New investors are acquiring control of Sino Swearingen Aircraft and finalizing plans to resume production of the SJ30-2 business twinjet.
Sino Swearingen’s current owner, the government of Taiwan, will retain a minority stake in the company. Terms of the deal were not disclosed, but a company spokesman characterized the amount of the investment as “substantial” and “sufficient to restart production.” He also said that the new investors–London-based Action Aviation and Brentwood, Calif.-based ACQ Capital–had acquired “considerably more than” 51 percent of the company. The transaction is expected to close next month, but the investors are putting funds into the company now.

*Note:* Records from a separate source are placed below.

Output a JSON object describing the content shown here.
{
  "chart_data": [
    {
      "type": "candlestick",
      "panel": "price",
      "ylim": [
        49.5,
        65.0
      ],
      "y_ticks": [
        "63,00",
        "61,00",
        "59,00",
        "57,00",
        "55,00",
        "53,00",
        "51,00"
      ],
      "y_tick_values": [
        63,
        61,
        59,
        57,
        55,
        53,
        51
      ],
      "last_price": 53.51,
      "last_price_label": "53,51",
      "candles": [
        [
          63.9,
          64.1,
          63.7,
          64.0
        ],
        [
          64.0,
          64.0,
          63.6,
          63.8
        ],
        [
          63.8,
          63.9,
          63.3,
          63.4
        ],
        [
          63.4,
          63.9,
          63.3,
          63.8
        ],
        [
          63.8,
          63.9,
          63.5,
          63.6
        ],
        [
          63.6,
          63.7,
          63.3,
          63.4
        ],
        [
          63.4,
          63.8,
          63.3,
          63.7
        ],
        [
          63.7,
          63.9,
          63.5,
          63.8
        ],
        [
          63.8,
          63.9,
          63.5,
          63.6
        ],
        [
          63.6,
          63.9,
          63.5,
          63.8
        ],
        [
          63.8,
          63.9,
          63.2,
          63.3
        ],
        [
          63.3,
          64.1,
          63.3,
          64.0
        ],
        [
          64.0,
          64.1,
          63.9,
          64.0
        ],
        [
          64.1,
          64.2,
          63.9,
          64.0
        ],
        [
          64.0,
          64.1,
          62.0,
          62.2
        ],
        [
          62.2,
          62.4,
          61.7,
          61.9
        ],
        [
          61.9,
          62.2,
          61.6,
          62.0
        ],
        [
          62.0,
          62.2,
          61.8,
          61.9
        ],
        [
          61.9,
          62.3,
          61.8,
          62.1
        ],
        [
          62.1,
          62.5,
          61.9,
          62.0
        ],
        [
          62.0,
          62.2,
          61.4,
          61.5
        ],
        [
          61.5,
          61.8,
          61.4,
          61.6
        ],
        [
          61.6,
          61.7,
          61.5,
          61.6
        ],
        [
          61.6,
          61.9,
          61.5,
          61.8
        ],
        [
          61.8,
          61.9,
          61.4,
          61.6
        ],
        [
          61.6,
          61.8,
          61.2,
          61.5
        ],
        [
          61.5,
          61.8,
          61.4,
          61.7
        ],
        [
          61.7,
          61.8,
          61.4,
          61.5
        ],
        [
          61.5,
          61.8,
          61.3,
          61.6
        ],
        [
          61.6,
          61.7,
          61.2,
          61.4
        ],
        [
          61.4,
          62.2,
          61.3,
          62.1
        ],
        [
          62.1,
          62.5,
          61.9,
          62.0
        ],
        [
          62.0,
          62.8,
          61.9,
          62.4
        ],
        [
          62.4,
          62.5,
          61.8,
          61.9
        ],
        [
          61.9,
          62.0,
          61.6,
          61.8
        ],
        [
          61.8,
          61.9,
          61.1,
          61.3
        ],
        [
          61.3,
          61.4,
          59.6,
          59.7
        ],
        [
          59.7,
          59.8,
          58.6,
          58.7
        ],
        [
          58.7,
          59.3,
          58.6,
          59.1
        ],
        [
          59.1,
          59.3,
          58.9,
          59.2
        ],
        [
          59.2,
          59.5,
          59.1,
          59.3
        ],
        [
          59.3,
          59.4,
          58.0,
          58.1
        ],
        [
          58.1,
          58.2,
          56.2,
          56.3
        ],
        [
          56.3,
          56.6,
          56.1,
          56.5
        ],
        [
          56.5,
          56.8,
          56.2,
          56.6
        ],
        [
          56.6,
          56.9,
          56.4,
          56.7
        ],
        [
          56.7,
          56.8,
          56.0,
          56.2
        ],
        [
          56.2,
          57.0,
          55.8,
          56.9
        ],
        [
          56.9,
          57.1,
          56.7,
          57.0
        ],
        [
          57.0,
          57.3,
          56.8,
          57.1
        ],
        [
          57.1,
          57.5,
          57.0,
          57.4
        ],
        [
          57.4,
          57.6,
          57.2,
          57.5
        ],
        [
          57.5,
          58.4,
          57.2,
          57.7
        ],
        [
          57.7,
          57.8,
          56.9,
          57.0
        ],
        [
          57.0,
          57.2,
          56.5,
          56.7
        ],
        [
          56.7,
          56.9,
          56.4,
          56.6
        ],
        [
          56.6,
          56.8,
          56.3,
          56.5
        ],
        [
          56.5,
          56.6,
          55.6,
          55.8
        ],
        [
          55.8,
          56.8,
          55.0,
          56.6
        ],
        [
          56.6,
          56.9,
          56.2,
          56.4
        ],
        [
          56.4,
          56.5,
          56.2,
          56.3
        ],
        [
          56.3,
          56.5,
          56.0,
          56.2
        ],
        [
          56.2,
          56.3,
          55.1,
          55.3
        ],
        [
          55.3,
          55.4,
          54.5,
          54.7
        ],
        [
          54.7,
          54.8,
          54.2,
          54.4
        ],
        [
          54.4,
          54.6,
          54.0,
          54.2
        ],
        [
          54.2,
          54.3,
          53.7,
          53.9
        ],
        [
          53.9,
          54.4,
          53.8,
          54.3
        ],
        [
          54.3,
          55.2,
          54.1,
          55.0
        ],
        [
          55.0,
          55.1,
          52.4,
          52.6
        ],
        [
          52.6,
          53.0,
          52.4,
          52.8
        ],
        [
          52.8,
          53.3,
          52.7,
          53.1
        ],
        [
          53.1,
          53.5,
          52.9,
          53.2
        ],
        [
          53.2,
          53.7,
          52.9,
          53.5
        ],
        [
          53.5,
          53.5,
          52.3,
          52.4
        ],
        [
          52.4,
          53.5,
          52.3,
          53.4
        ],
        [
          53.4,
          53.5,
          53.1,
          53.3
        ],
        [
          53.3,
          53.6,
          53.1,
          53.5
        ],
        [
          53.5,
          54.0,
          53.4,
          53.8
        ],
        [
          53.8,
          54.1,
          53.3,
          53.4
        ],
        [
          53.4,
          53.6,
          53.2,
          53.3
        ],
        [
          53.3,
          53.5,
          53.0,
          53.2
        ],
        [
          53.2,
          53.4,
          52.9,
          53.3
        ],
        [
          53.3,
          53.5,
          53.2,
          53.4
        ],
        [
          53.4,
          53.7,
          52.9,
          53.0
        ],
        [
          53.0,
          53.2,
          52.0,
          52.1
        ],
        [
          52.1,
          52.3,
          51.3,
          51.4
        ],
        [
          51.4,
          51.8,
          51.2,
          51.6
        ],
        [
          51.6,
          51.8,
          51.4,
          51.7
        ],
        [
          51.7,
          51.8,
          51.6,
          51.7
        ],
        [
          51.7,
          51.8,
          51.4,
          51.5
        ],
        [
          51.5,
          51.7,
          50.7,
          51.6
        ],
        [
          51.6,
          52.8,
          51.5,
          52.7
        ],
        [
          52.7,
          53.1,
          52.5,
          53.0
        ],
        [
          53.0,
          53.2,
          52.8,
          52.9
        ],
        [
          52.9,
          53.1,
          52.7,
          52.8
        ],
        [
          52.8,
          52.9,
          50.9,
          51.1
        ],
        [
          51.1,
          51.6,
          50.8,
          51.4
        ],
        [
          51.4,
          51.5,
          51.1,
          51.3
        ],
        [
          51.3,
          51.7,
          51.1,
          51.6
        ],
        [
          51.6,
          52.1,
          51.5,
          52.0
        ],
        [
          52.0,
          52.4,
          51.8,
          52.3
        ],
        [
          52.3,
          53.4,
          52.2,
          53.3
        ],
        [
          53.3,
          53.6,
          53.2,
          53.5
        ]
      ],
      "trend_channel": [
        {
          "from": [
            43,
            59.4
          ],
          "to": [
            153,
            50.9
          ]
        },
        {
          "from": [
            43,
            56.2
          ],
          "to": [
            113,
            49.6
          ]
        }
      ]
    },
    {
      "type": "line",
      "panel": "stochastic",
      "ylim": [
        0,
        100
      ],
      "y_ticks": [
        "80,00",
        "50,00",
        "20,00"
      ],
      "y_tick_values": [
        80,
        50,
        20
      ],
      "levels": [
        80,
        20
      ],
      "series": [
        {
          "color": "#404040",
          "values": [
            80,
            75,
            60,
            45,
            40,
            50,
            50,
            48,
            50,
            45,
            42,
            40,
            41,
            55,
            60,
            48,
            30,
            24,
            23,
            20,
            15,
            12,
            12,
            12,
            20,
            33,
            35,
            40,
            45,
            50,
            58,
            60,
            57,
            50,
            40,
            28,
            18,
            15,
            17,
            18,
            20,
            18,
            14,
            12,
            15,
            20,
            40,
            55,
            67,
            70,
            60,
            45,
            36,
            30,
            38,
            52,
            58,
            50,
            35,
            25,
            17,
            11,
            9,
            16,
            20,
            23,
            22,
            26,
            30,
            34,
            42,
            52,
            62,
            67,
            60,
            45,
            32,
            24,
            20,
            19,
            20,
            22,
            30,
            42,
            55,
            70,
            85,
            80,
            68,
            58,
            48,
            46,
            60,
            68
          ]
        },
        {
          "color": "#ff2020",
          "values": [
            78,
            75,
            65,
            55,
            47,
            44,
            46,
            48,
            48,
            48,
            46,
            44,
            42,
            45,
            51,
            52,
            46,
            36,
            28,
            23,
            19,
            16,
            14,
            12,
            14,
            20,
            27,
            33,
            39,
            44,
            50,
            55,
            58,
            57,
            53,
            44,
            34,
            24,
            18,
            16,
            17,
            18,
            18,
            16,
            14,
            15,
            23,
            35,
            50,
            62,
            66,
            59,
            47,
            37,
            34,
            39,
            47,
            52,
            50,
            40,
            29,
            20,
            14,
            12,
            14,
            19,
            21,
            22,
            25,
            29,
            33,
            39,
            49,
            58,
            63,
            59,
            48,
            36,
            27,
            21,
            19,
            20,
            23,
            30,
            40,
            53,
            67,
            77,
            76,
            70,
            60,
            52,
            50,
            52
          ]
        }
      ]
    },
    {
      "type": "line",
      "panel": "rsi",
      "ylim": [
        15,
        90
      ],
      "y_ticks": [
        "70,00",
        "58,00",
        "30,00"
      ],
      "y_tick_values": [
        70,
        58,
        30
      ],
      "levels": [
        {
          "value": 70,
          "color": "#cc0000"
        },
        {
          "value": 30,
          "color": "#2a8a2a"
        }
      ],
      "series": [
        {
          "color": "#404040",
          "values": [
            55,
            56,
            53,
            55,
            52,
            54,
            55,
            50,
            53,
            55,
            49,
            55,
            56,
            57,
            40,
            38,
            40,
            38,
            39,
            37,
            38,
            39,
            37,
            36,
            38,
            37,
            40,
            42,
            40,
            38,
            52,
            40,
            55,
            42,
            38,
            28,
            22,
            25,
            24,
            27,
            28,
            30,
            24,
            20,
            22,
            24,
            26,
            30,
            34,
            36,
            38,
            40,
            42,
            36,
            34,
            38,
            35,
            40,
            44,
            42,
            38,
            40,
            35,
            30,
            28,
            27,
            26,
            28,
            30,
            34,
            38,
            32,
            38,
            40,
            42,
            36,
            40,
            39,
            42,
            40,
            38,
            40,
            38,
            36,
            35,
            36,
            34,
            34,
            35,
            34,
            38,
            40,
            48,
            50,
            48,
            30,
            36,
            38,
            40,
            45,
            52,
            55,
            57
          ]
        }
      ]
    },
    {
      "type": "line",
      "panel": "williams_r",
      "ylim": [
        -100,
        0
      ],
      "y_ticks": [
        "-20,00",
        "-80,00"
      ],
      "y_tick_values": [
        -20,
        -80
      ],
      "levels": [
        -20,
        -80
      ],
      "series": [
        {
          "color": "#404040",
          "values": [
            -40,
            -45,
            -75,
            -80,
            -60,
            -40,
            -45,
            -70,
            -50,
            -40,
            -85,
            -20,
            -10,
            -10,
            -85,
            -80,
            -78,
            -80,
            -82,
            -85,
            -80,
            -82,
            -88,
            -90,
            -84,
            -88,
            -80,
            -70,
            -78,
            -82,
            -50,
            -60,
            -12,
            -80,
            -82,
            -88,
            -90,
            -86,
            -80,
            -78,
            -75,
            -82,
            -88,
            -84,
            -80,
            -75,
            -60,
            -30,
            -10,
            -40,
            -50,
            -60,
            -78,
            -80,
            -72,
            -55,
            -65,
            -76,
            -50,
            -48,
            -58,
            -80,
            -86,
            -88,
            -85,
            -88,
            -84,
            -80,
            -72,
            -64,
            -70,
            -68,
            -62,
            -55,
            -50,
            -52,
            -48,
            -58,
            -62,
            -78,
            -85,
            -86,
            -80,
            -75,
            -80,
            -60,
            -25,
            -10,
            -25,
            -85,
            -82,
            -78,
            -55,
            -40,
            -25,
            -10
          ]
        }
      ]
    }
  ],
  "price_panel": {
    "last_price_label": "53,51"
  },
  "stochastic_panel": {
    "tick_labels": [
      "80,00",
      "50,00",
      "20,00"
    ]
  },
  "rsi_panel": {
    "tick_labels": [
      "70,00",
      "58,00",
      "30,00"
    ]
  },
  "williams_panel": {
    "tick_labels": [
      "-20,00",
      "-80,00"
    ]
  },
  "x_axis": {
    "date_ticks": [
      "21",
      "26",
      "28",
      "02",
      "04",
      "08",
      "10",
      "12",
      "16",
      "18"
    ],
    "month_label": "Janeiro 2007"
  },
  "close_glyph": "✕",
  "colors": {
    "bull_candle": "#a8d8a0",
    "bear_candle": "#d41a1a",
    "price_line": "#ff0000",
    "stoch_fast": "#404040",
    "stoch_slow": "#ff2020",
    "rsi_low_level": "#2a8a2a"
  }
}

The new owners plan to retain the company’s workforce of 350 at Sino’s San Antonio, Texas and Martinsburg, W. Va. locations, including company management “for now,” the spokesman said. He added that the company plans to continue operating at its present locations. In the next 30 days company officials will meet with critical vendors in an attempt to restart the flow of parts to the jet’s production line. The plan is to facilitate the completion of eight SJ30s that are in various stages of assembly and deliver those aircraft to customers.
The spokesman estimated that it would take anywhere from 12 to 18 months to bring the company up to full and orderly production. “It’s going to be a slow ramp-up,” he said. Sino currently has 276 “active orders.” “We’ve never had trouble with selling the airplane,” the spokesman said, “just building it.”
Action Aviation is the world’s largest SJ30 dealer and is chaired by Hamish Harding. Action has booked orders for 159 SJ30s and Harding owns S/N 7. John Sabovich, a pilot, is chairman of ACQ Capital. On its Web site, ACQ said that it has plans to acquire $200 million worth of real estate this year.